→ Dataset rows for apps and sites
◆ ◆ ◆ ◆

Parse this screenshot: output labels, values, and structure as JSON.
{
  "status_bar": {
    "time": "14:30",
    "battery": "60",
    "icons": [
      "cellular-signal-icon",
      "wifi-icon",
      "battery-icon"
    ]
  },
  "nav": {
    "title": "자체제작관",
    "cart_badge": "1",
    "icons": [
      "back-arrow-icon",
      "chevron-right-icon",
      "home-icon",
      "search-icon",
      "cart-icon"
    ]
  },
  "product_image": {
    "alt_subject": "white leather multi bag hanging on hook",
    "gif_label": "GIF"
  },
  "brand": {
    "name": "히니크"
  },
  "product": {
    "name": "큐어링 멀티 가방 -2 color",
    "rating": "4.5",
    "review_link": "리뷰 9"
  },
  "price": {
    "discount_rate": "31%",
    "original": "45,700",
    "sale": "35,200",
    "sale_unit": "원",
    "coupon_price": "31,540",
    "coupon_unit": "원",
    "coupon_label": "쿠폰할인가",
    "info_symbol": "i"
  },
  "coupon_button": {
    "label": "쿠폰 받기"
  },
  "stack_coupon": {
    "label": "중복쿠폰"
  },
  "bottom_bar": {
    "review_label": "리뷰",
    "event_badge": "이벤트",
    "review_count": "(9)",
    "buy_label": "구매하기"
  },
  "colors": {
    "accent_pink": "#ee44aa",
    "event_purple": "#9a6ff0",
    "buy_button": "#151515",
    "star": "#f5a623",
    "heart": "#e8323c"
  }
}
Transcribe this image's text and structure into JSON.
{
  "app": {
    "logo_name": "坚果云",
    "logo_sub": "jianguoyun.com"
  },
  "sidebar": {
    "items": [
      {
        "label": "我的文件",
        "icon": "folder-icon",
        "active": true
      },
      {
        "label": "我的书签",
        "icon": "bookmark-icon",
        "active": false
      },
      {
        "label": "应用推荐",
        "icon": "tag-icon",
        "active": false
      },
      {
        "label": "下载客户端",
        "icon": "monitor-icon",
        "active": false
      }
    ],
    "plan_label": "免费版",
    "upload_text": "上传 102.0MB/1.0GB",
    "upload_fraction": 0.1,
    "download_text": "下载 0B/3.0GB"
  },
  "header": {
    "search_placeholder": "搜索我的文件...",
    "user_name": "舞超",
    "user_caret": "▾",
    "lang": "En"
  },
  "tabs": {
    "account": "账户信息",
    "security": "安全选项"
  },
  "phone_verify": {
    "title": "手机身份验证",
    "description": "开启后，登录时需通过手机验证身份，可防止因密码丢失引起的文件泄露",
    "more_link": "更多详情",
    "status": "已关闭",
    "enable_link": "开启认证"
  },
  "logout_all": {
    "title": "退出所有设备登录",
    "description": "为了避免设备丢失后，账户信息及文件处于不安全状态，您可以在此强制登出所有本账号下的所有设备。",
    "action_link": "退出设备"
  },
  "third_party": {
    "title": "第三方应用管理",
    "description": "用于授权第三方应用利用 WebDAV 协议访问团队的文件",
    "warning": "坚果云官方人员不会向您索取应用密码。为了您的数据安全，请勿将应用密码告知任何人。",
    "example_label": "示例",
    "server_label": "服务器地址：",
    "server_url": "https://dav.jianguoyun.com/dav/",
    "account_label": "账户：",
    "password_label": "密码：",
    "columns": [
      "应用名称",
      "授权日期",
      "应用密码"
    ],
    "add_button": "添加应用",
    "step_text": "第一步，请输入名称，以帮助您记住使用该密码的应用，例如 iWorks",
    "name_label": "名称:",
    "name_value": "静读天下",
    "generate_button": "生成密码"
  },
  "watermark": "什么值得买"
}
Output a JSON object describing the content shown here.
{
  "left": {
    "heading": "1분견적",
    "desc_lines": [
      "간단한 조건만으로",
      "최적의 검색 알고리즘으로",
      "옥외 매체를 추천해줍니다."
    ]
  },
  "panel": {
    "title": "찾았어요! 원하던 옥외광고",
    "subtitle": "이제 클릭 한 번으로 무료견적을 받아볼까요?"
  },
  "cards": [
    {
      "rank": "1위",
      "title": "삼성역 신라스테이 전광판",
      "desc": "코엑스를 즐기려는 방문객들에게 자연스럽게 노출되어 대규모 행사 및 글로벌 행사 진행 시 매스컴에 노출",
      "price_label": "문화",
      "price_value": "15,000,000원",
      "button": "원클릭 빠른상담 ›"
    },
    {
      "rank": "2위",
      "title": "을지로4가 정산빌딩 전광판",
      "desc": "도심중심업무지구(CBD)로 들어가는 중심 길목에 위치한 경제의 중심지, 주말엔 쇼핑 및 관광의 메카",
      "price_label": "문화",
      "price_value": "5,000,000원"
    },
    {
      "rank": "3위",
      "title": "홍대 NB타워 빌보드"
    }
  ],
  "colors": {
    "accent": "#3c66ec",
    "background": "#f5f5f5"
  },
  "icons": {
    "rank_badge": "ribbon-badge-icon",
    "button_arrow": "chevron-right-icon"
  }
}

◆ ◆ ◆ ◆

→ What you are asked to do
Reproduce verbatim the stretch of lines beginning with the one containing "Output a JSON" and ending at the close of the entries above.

→ Completed task
Output a JSON object describing the content shown here.
{
  "left": {
    "heading": "1분견적",
    "desc_lines": [
      "간단한 조건만으로",
      "최적의 검색 알고리즘으로",
      "옥외 매체를 추천해줍니다."
    ]
  },
  "panel": {
    "title": "찾았어요! 원하던 옥외광고",
    "subtitle": "이제 클릭 한 번으로 무료견적을 받아볼까요?"
  },
  "cards": [
    {
      "rank": "1위",
      "title": "삼성역 신라스테이 전광판",
      "desc": "코엑스를 즐기려는 방문객들에게 자연스럽게 노출되어 대규모 행사 및 글로벌 행사 진행 시 매스컴에 노출",
      "price_label": "문화",
      "price_value": "15,000,000원",
      "button": "원클릭 빠른상담 ›"
    },
    {
      "rank": "2위",
      "title": "을지로4가 정산빌딩 전광판",
      "desc": "도심중심업무지구(CBD)로 들어가는 중심 길목에 위치한 경제의 중심지, 주말엔 쇼핑 및 관광의 메카",
      "price_label": "문화",
      "price_value": "5,000,000원"
    },
    {
      "rank": "3위",
      "title": "홍대 NB타워 빌보드"
    }
  ],
  "colors": {
    "accent": "#3c66ec",
    "background": "#f5f5f5"
  },
  "icons": {
    "rank_badge": "ribbon-badge-icon",
    "button_arrow": "chevron-right-icon"
  }
}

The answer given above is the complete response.